#### About this exercise
Which lines mention "Enable"? Show each one from the listing.

#### Extracted records
--*--
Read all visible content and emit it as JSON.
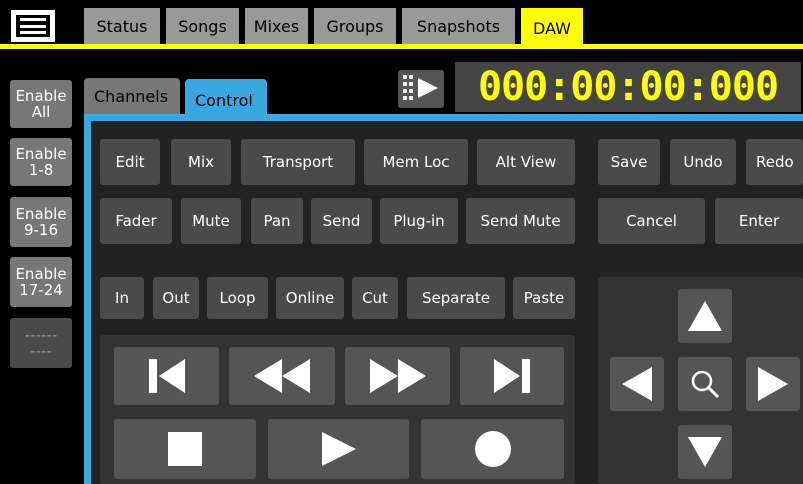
{
  "top_tabs": [
    "Status",
    "Songs",
    "Mixes",
    "Groups",
    "Snapshots",
    "DAW"
  ],
  "active_top_tab": "DAW",
  "left_buttons": [
    "Enable\nAll",
    "Enable\n1-8",
    "Enable\n9-16",
    "Enable\n17-24",
    "------\n----"
  ],
  "sub_tabs": [
    "Channels",
    "Control"
  ],
  "active_sub_tab": "Control",
  "timecode": "000:00:00:000",
  "row1": [
    "Edit",
    "Mix",
    "Transport",
    "Mem Loc",
    "Alt View"
  ],
  "row1_right": [
    "Save",
    "Undo",
    "Redo"
  ],
  "row2": [
    "Fader",
    "Mute",
    "Pan",
    "Send",
    "Plug-in",
    "Send Mute"
  ],
  "row2_right": [
    "Cancel",
    "Enter"
  ],
  "row3": [
    "In",
    "Out",
    "Loop",
    "Online",
    "Cut",
    "Separate",
    "Paste"
  ],
  "colors": {
    "accent_yellow": "#ffff00",
    "accent_blue": "#3aa8e0",
    "button_gray": "#4a4a4a",
    "background": "#000000"
  },
  "icons": {
    "transport": [
      "rewind-to-start-icon",
      "rewind-icon",
      "fast-forward-icon",
      "skip-to-end-icon",
      "stop-icon",
      "play-icon",
      "record-icon"
    ],
    "nav": [
      "arrow-up-icon",
      "arrow-left-icon",
      "zoom-icon",
      "arrow-right-icon",
      "arrow-down-icon"
    ]
  }
}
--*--
#### Solution for this problem
    "Enable\nAll",
    "Enable\n1-8",
    "Enable\n9-16",
    "Enable\n17-24",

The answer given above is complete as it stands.